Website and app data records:
+--

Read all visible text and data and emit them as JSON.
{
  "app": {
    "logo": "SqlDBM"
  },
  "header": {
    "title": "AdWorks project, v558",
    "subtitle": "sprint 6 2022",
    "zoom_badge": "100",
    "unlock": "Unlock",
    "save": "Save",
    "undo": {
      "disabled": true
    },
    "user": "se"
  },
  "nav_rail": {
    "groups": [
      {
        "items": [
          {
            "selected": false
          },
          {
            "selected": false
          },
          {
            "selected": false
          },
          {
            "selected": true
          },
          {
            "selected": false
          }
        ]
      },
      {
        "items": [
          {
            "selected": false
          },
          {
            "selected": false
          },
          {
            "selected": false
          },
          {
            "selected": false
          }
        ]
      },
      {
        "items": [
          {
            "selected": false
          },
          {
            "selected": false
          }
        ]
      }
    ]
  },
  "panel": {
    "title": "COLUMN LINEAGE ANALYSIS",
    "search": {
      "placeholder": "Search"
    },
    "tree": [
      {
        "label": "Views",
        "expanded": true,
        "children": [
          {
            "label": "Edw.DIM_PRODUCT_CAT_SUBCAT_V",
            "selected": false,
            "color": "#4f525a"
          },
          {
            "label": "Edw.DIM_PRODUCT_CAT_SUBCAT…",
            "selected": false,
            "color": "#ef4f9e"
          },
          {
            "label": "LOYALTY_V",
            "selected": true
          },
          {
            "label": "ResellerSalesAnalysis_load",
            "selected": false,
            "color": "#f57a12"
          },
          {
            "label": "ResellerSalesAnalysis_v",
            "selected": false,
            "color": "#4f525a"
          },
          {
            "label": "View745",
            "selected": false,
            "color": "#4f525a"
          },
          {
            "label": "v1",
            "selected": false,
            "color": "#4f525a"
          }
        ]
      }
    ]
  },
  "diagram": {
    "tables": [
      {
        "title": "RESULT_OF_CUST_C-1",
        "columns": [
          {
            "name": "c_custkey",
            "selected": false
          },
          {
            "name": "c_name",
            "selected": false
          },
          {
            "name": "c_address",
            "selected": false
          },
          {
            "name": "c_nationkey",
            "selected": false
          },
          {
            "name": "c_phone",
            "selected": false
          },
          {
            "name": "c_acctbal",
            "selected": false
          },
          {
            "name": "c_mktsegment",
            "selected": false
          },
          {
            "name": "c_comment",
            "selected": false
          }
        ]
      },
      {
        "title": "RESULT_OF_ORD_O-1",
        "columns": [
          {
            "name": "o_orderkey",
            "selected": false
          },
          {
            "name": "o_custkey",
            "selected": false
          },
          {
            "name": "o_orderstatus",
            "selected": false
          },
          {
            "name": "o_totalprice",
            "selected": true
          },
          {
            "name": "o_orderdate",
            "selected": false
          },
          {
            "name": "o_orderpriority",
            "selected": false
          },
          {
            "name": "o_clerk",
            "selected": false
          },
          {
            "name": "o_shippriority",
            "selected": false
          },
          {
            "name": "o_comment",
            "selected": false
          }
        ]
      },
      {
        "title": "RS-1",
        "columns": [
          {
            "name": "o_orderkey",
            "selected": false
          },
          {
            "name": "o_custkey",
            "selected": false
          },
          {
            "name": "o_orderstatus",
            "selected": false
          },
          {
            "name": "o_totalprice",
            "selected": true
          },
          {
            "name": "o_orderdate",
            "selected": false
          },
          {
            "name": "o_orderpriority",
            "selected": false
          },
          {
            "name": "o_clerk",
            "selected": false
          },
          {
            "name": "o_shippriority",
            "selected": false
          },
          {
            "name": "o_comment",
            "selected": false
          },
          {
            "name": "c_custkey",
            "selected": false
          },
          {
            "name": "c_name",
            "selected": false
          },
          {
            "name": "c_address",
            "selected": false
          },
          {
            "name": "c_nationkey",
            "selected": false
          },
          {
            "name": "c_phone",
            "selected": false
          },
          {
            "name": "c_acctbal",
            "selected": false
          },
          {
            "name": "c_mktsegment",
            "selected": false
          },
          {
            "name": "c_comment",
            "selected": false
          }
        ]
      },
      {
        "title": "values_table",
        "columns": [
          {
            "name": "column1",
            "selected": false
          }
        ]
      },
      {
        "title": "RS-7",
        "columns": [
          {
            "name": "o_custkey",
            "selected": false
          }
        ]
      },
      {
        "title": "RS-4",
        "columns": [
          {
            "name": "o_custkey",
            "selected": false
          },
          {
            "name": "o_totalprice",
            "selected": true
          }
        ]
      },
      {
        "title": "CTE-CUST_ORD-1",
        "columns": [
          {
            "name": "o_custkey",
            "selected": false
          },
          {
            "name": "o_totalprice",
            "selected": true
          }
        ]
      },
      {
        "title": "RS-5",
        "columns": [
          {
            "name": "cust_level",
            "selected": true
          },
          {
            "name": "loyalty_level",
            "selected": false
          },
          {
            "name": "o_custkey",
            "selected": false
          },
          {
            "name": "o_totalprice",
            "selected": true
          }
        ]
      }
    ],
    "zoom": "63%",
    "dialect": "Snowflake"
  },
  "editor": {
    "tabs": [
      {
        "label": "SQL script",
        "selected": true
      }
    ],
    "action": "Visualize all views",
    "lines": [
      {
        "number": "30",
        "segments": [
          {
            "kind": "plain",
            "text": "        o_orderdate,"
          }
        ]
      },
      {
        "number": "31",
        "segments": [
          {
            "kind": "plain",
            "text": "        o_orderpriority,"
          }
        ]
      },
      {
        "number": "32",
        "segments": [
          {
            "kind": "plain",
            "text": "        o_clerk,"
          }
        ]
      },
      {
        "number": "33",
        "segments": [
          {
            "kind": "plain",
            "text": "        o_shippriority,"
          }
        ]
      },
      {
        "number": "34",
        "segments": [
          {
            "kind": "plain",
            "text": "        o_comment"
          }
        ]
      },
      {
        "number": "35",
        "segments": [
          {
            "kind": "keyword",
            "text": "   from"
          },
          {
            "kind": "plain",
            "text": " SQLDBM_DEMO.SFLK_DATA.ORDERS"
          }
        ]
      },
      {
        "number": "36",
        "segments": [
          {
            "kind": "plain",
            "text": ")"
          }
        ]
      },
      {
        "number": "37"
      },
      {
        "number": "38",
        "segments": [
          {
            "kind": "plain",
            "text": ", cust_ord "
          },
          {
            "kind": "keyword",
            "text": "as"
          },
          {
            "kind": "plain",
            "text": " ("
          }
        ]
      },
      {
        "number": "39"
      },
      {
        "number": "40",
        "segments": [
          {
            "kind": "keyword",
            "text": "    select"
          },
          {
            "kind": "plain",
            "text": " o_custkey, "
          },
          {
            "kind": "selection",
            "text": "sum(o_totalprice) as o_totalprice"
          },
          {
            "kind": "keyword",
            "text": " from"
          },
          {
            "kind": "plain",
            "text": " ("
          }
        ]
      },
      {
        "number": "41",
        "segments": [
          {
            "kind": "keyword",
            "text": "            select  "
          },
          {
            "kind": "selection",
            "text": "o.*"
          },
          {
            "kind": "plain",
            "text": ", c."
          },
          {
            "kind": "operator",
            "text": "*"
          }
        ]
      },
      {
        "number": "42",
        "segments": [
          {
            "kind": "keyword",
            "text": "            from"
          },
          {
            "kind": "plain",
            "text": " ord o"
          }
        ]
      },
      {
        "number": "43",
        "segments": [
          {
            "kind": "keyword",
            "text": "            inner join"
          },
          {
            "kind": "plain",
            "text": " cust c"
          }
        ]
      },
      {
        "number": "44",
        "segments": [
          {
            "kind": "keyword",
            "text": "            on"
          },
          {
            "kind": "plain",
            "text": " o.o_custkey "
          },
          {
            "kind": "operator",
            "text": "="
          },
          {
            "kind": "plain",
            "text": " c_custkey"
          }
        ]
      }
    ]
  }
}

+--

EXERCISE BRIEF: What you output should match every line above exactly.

SOLUTION FOR THIS PROBLEM:
Read all visible text and data and emit them as JSON.
{
  "app": {
    "logo": "SqlDBM"
  },
  "header": {
    "title": "AdWorks project, v558",
    "subtitle": "sprint 6 2022",
    "zoom_badge": "100",
    "unlock": "Unlock",
    "save": "Save",
    "undo": {
      "disabled": true
    },
    "user": "se"
  },
  "nav_rail": {
    "groups": [
      {
        "items": [
          {
            "selected": false
          },
          {
            "selected": false
          },
          {
            "selected": false
          },
          {
            "selected": true
          },
          {
            "selected": false
          }
        ]
      },
      {
        "items": [
          {
            "selected": false
          },
          {
            "selected": false
          },
          {
            "selected": false
          },
          {
            "selected": false
          }
        ]
      },
      {
        "items": [
          {
            "selected": false
          },
          {
            "selected": false
          }
        ]
      }
    ]
  },
  "panel": {
    "title": "COLUMN LINEAGE ANALYSIS",
    "search": {
      "placeholder": "Search"
    },
    "tree": [
      {
        "label": "Views",
        "expanded": true,
        "children": [
          {
            "label": "Edw.DIM_PRODUCT_CAT_SUBCAT_V",
            "selected": false,
            "color": "#4f525a"
          },
          {
            "label": "Edw.DIM_PRODUCT_CAT_SUBCAT…",
            "selected": false,
            "color": "#ef4f9e"
          },
          {
            "label": "LOYALTY_V",
            "selected": true
          },
          {
            "label": "ResellerSalesAnalysis_load",
            "selected": false,
            "color": "#f57a12"
          },
          {
            "label": "ResellerSalesAnalysis_v",
            "selected": false,
            "color": "#4f525a"
          },
          {
            "label": "View745",
            "selected": false,
            "color": "#4f525a"
          },
          {
            "label": "v1",
            "selected": false,
            "color": "#4f525a"
          }
        ]
      }
    ]
  },
  "diagram": {
    "tables": [
      {
        "title": "RESULT_OF_CUST_C-1",
        "columns": [
          {
            "name": "c_custkey",
            "selected": false
          },
          {
            "name": "c_name",
            "selected": false
          },
          {
            "name": "c_address",
            "selected": false
          },
          {
            "name": "c_nationkey",
            "selected": false
          },
          {
            "name": "c_phone",
            "selected": false
          },
          {
            "name": "c_acctbal",
            "selected": false
          },
          {
            "name": "c_mktsegment",
            "selected": false
          },
          {
            "name": "c_comment",
            "selected": false
          }
        ]
      },
      {
        "title": "RESULT_OF_ORD_O-1",
        "columns": [
          {
            "name": "o_orderkey",
            "selected": false
          },
          {
            "name": "o_custkey",
            "selected": false
          },
          {
            "name": "o_orderstatus",
            "selected": false
          },
          {
            "name": "o_totalprice",
            "selected": true
          },
          {
            "name": "o_orderdate",
            "selected": false
          },
          {
            "name": "o_orderpriority",
            "selected": false
          },
          {
            "name": "o_clerk",
            "selected": false
          },
          {
            "name": "o_shippriority",
            "selected": false
          },
          {
            "name": "o_comment",
            "selected": false
          }
        ]
      },
      {
        "title": "RS-1",
        "columns": [
          {
            "name": "o_orderkey",
            "selected": false
          },
          {
            "name": "o_custkey",
            "selected": false
          },
          {
            "name": "o_orderstatus",
            "selected": false
          },
          {
            "name": "o_totalprice",
            "selected": true
          },
          {
            "name": "o_orderdate",
            "selected": false
          },
          {
            "name": "o_orderpriority",
            "selected": false
          },
          {
            "name": "o_clerk",
            "selected": false
          },
          {
            "name": "o_shippriority",
            "selected": false
          },
          {
            "name": "o_comment",
            "selected": false
          },
          {
            "name": "c_custkey",
            "selected": false
          },
          {
            "name": "c_name",
            "selected": false
          },
          {
            "name": "c_address",
            "selected": false
          },
          {
            "name": "c_nationkey",
            "selected": false
          },
          {
            "name": "c_phone",
            "selected": false
          },
          {
            "name": "c_acctbal",
            "selected": false
          },
          {
            "name": "c_mktsegment",
            "selected": false
          },
          {
            "name": "c_comment",
            "selected": false
          }
        ]
      },
      {
        "title": "values_table",
        "columns": [
          {
            "name": "column1",
            "selected": false
          }
        ]
      },
      {
        "title": "RS-7",
        "columns": [
          {
            "name": "o_custkey",
            "selected": false
          }
        ]
      },
      {
        "title": "RS-4",
        "columns": [
          {
            "name": "o_custkey",
            "selected": false
          },
          {
            "name": "o_totalprice",
            "selected": true
          }
        ]
      },
      {
        "title": "CTE-CUST_ORD-1",
        "columns": [
          {
            "name": "o_custkey",
            "selected": false
          },
          {
            "name": "o_totalprice",
            "selected": true
          }
        ]
      },
      {
        "title": "RS-5",
        "columns": [
          {
            "name": "cust_level",
            "selected": true
          },
          {
            "name": "loyalty_level",
            "selected": false
          },
          {
            "name": "o_custkey",
            "selected": false
          },
          {
            "name": "o_totalprice",
            "selected": true
          }
        ]
      }
    ],
    "zoom": "63%",
    "dialect": "Snowflake"
  },
  "editor": {
    "tabs": [
      {
        "label": "SQL script",
        "selected": true
      }
    ],
    "action": "Visualize all views",
    "lines": [
      {
        "number": "30",
        "segments": [
          {
            "kind": "plain",
            "text": "        o_orderdate,"
          }
        ]
      },
      {
        "number": "31",
        "segments": [
          {
            "kind": "plain",
            "text": "        o_orderpriority,"
          }
        ]
      },
      {
        "number": "32",
        "segments": [
          {
            "kind": "plain",
            "text": "        o_clerk,"
          }
        ]
      },
      {
        "number": "33",
        "segments": [
          {
            "kind": "plain",
            "text": "        o_shippriority,"
          }
        ]
      },
      {
        "number": "34",
        "segments": [
          {
            "kind": "plain",
            "text": "        o_comment"
          }
        ]
      },
      {
        "number": "35",
        "segments": [
          {
            "kind": "keyword",
            "text": "   from"
          },
          {
            "kind": "plain",
            "text": " SQLDBM_DEMO.SFLK_DATA.ORDERS"
          }
        ]
      },
      {
        "number": "36",
        "segments": [
          {
            "kind": "plain",
            "text": ")"
          }
        ]
      },
      {
        "number": "37"
      },
      {
        "number": "38",
        "segments": [
          {
            "kind": "plain",
            "text": ", cust_ord "
          },
          {
            "kind": "keyword",
            "text": "as"
          },
          {
            "kind": "plain",
            "text": " ("
          }
        ]
      },
      {
        "number": "39"
      },
      {
        "number": "40",
        "segments": [
          {
            "kind": "keyword",
            "text": "    select"
          },
          {
            "kind": "plain",
            "text": " o_custkey, "
          },
          {
            "kind": "selection",
            "text": "sum(o_totalprice) as o_totalprice"
          },
          {
            "kind": "keyword",
            "text": " from"
          },
          {
            "kind": "plain",
            "text": " ("
          }
        ]
      },
      {
        "number": "41",
        "segments": [
          {
            "kind": "keyword",
            "text": "            select  "
          },
          {
            "kind": "selection",
            "text": "o.*"
          },
          {
            "kind": "plain",
            "text": ", c."
          },
          {
            "kind": "operator",
            "text": "*"
          }
        ]
      },
      {
        "number": "42",
        "segments": [
          {
            "kind": "keyword",
            "text": "            from"
          },
          {
            "kind": "plain",
            "text": " ord o"
          }
        ]
      },
      {
        "number": "43",
        "segments": [
          {
            "kind": "keyword",
            "text": "            inner join"
          },
          {
            "kind": "plain",
            "text": " cust c"
          }
        ]
      },
      {
        "number": "44",
        "segments": [
          {
            "kind": "keyword",
            "text": "            on"
          },
          {
            "kind": "plain",
            "text": " o.o_custkey "
          },
          {
            "kind": "operator",
            "text": "="
          },
          {
            "kind": "plain",
            "text": " c_custkey"
          }
        ]
      }
    ]
  }
}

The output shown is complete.